A disaster was recently averted at a New York Applebee’s when two local emergency medical technicians (EMTs) detected toxic levels of carbon monoxide while being seated at the restaurant. EMTs are required to carry carbon monoxide detectors while on duty. At first, the EMTs thought the carbon monoxide detector was malfunctioning, but when the detector continued to alert after being reset, the EMTs began evacuating the restaurant. Nearly 100 Applebee’s customers and employees were evacuated from the scene.
A faulty water heater was later discovered to be the root cause of the far above average carbon monoxide levels within the establishment. Most homes featuring a properly adjusted gas stove may see carbon monoxide levels at around 15 ppm, according to the Environmental Protection Agency (EPA). The evacuated Applebee’s was experiencing carbon monoxide levels between 80 ppm to 250 ppm, which is high enough to cause both serious injury and death.
Carbon monoxide is called the “Invisible Killer” because it cannot be detected without modern technology, such as carbon monoxide detectors. Carbon monoxide is a colorless, odorless, and poisonous gas that is produced when carbon-based fuels, such as gasoline, natural gas, and oil are burned without enough oxygen present. When these fumes accumulate in enclosed spaces, they become deadly. Accidental carbon monoxide poisoning caused by non-automotive products takes the lives of approximately 170 people per year. This number increases during power outages due to severe weather, largely due to the use of generators. When Hurricane Katrina hit the U.S. in 2005, at least 94 generator-related deaths were reported to the Consumer Product Safety Commission (CPSC).

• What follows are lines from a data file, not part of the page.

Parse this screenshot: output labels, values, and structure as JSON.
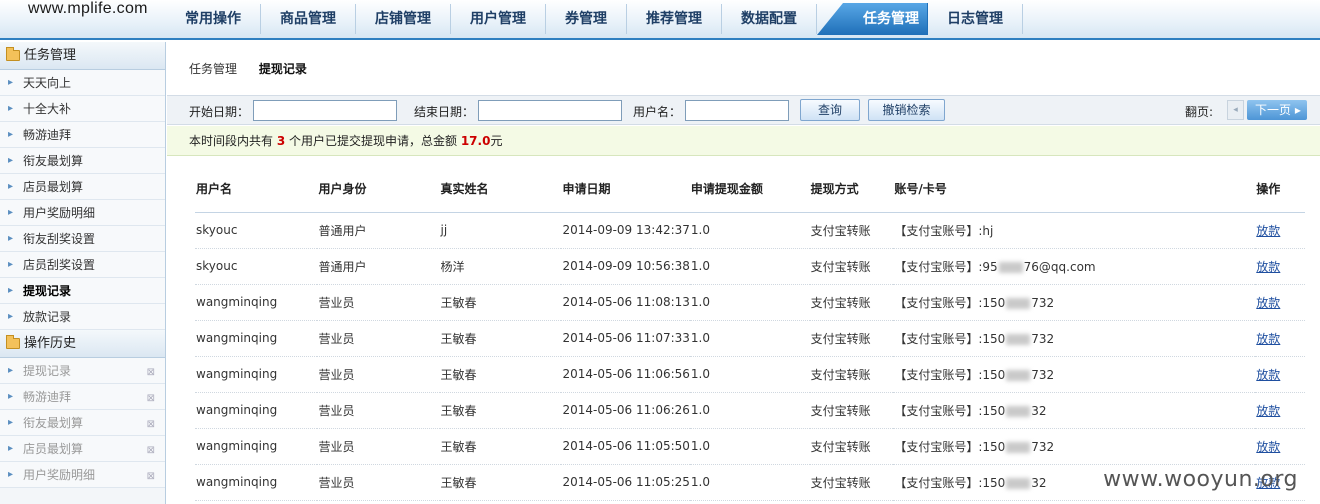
{
  "logo": "www.mplife.com",
  "nav": {
    "items": [
      "常用操作",
      "商品管理",
      "店铺管理",
      "用户管理",
      "券管理",
      "推荐管理",
      "数据配置",
      "任务管理",
      "日志管理"
    ],
    "active_index": 7
  },
  "sidebar": {
    "section1_title": "任务管理",
    "items": [
      "天天向上",
      "十全大补",
      "畅游迪拜",
      "衔友最划算",
      "店员最划算",
      "用户奖励明细",
      "衔友刮奖设置",
      "店员刮奖设置",
      "提现记录",
      "放款记录"
    ],
    "active_index": 8,
    "section2_title": "操作历史",
    "history": [
      "提现记录",
      "畅游迪拜",
      "衔友最划算",
      "店员最划算",
      "用户奖励明细"
    ],
    "close_glyph": "⊠"
  },
  "breadcrumb": {
    "parent": "任务管理",
    "current": "提现记录"
  },
  "search": {
    "start_label": "开始日期：",
    "end_label": "结束日期：",
    "user_label": "用户名：",
    "start_value": "",
    "end_value": "",
    "user_value": "",
    "query_button": "查询",
    "cancel_button": "撤销检索",
    "page_label": "翻页:",
    "prev_glyph": "◂",
    "next_button": "下一页 ▸"
  },
  "summary": {
    "prefix": "本时间段内共有 ",
    "user_count": "3",
    "middle": " 个用户已提交提现申请，总金额 ",
    "total": "17.0",
    "suffix": "元"
  },
  "table": {
    "headers": [
      "用户名",
      "用户身份",
      "真实姓名",
      "申请日期",
      "申请提现金额",
      "提现方式",
      "账号/卡号",
      "操作"
    ],
    "rows": [
      {
        "user": "skyouc",
        "role": "普通用户",
        "name": "jj",
        "date": "2014-09-09 13:42:37",
        "amount": "1.0",
        "method": "支付宝转账",
        "acc_a": "【支付宝账号】:hj",
        "acc_b": "",
        "blurred": false,
        "action": "放款"
      },
      {
        "user": "skyouc",
        "role": "普通用户",
        "name": "杨洋",
        "date": "2014-09-09 10:56:38",
        "amount": "1.0",
        "method": "支付宝转账",
        "acc_a": "【支付宝账号】:95",
        "acc_b": "76@qq.com",
        "blurred": true,
        "action": "放款"
      },
      {
        "user": "wangminqing",
        "role": "营业员",
        "name": "王敏春",
        "date": "2014-05-06 11:08:13",
        "amount": "1.0",
        "method": "支付宝转账",
        "acc_a": "【支付宝账号】:150",
        "acc_b": "732",
        "blurred": true,
        "action": "放款"
      },
      {
        "user": "wangminqing",
        "role": "营业员",
        "name": "王敏春",
        "date": "2014-05-06 11:07:33",
        "amount": "1.0",
        "method": "支付宝转账",
        "acc_a": "【支付宝账号】:150",
        "acc_b": "732",
        "blurred": true,
        "action": "放款"
      },
      {
        "user": "wangminqing",
        "role": "营业员",
        "name": "王敏春",
        "date": "2014-05-06 11:06:56",
        "amount": "1.0",
        "method": "支付宝转账",
        "acc_a": "【支付宝账号】:150",
        "acc_b": "732",
        "blurred": true,
        "action": "放款"
      },
      {
        "user": "wangminqing",
        "role": "营业员",
        "name": "王敏春",
        "date": "2014-05-06 11:06:26",
        "amount": "1.0",
        "method": "支付宝转账",
        "acc_a": "【支付宝账号】:150",
        "acc_b": "32",
        "blurred": true,
        "action": "放款"
      },
      {
        "user": "wangminqing",
        "role": "营业员",
        "name": "王敏春",
        "date": "2014-05-06 11:05:50",
        "amount": "1.0",
        "method": "支付宝转账",
        "acc_a": "【支付宝账号】:150",
        "acc_b": "732",
        "blurred": true,
        "action": "放款"
      },
      {
        "user": "wangminqing",
        "role": "营业员",
        "name": "王敏春",
        "date": "2014-05-06 11:05:25",
        "amount": "1.0",
        "method": "支付宝转账",
        "acc_a": "【支付宝账号】:150",
        "acc_b": "32",
        "blurred": true,
        "action": "放款"
      }
    ]
  },
  "watermark": "www.wooyun.org"
}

Symptoms of carbon monoxide poisoning can range from headache, dizziness, nausea and chest pain to loss of consciousness, sometimes resulting in death. However, with a carbon monoxide detector, persons in a home or business will be alerted before the gas reaches a deadly level. There are many different types of carbon monoxide detectors:
In addition to using a carbon monoxide detector, all homeowners should also follow the following recommendations in order to prevent carbon monoxide poisoning:
Our firm has previously won substantial verdicts in cases for folks suffering from carbon monoxide poisoning. One of the most significant verdicts occurred in Harris v. Sears, Roebuck, and Co., a case we tried in the early 1990s. In that case, a grandmother and her three grandchildren were staying overnight in a friend’s mobile home that contained a gas water heater. The next morning, a friend discovered that all four of the family members were suffering from carbon monoxide poisoning. Subsequently, one of the grandchildren died from her injuries.
The water heater manufacturer was sued for violating Alabama’s Extended Manufacturer’s Liability Doctrine, for negligence, and for wantonness. All of the claims were based on the defective design and manufacturing of the water heater. The water heater was defective, in part, because it did not contain a carbon monoxide sensor or carbon monoxide shut-off device. Greg Allen was the lead lawyer in the trial of this case. I helped him and together we were able to obtain a $12 million verdict for our clients.
Carbon monoxide detection has come a long way since we handled the Harris case in the early 1990s. If carbon monoxide detectors are available in homes and those detectors are properly designed, injuries and deaths like the ones that occurred in the Harris case can be prevented. If you have any questions regarding carbon monoxide poisoning or detection, please contact Greg Allen, Cole Portis or Stephanie Monplaisir, lawyers in our firm’s Personal Injury/Product Liability Section, at 800-898-2034 or by email at Greg.Allen@beasleyallen.com, Cole.Portis@beasleyallen.com or Stephanie.Monplaisir@beasleyallen.com.
Sources: Huffington Post, CDC, Consumer Product Safety Commission, HowStuffWorks
Contact us today for a free legal consultation with an experienced attorney.
Fields marked *may be required for submission.
If you would like to subscribe to the Jere Beasley Report digital edition, simply visit our Subscriptions page and provide the necessary information or call us at 800-898-2034.
Attorney Advertising - Prior results do not guarantee a similar outcome.